MORE YOUNG PEOPLE WITHIN BOARDS ? Is it possible ? How? An innovative approach: A Young People Board of Directors Boards rejuvenation is often rightfully considered and discussed, but statistics on boards members ages show little progress. Due to a lack of knowledge of reality, for the general public a Board of Directors is a set of relatively old persons. Common sense and corporate governance approaches lead to think that new ideas from younger generations introduced within the company board discussions would surely be a company asset.
The diversity of age within a board is unquestionably desirable, but will one or two younger directors be enough? Probably not really. In fact, except for very exceptional cases, mainly in the field of new technologies, given the experience needed to be a skilled board director, younger members of the Boards will be at least 35 years, then not really true young people any more.
Even if one assumes this a right approach, will it be possible to recruit them ? Less than 45 years qualified candidates often have an intense operational professional activity, such as being a full time executive director. Being at the same time a board member, is feasible within the same company, but it is much more difficult to be simultaneously a board member of an other company, e.g. as an independent director. Effectively, in this last case, it brings practical problems of availability, agreement of the employer, conflicts of interest, etc.
In summary. Recruitment of some younger board directors may be difficult and generally will not be enough to ensure that potential contribution from truly young people will be brought to the boards.

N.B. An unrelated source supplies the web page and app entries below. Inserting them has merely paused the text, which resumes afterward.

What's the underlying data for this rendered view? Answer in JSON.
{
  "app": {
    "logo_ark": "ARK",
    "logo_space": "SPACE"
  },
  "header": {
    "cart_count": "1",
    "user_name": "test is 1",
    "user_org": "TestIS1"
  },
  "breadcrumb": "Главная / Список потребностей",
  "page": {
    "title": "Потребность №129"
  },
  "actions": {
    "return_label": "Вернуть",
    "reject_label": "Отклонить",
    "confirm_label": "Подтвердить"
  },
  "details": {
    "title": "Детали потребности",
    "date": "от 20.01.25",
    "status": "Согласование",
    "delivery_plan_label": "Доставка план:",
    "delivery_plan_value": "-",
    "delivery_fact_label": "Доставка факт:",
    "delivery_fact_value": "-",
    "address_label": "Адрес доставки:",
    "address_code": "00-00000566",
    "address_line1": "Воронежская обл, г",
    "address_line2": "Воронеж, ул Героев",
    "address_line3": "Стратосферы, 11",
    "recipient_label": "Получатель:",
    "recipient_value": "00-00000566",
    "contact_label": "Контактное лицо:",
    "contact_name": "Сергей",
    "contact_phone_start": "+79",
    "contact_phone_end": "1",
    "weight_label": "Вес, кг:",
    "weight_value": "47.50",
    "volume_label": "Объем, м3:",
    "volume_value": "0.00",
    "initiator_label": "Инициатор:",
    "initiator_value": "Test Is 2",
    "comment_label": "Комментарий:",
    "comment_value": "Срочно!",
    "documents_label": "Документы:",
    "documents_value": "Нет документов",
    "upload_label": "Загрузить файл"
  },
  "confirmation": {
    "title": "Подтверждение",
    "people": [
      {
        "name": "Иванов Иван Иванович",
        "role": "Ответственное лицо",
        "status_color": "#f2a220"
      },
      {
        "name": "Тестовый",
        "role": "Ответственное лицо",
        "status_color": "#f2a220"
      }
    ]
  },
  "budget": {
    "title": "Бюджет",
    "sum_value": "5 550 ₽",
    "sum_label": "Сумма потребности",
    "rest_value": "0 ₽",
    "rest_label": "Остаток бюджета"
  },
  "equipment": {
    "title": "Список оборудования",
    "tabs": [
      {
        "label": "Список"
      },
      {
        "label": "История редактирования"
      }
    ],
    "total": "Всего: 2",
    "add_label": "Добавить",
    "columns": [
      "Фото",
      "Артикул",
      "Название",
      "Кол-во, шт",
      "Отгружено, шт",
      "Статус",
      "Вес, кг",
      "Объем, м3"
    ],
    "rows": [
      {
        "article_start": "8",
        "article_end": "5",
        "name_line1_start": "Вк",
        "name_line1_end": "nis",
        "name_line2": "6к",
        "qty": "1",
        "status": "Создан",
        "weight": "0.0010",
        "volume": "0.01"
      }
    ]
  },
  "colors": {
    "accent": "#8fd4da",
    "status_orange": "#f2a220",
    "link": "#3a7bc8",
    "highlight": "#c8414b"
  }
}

How then to proceed ?
The approach suggested through this post by Governance & Structures is the following. Under the leadership of the official board, create a Young People Board. A sort of “shadow cabinet”. With slightly different goals, some municipalities use this approach. This Young People Board could be composed of a similar number of members as within the official board, 18 to 25 years old volunteers defrayed from the costs they may incurred (e.g. visit of a factory or a service center).
They would be recruited by “Internet” ads for a 3 years young people board participation (with renewal of one third of them every year) aiming at women/men parity and a wide diversity of origins. They would be managed by the secretary of the board assisted by the human relations manager. The Board, providing the necessary documentation, would then ask this Young People Board, say three times a year, to think about a topic discussed by the official board. Young People Board will meet and elaborate proposals. One can think of issues that young people naturally master: new technologies including social networks and data protection, ecology, ethics, international … Once a year a half day meeting with members of the official board of directors, including the chairman, will be organized the topics studied by the Young People Board.
The formula would be light and would not cause significant expenses and time from the official board members. Along a soft and friendly way, it would allow members of the official board to be positively and effectively confronted with ideas coming from truly young people. They may retain some ideas for implementation.
Surely, these young people, and indirectly their friends and relatives, would derive benefits, as openings on the company activities, its executives, as well as the “Corporate Governance” world.
Through the whole process, the company may incidentally identify young talents for later hiring. The company could use this approach and present it to improve its image, especially among young people.
Many speeches and writings advocate innovation, and as one begins to find out, that innovation is not only within technology areas, it can also be within organizational processes and social domain. Here is a concrete example of this type of innovation. What company will be the first one to try and later report to its peers?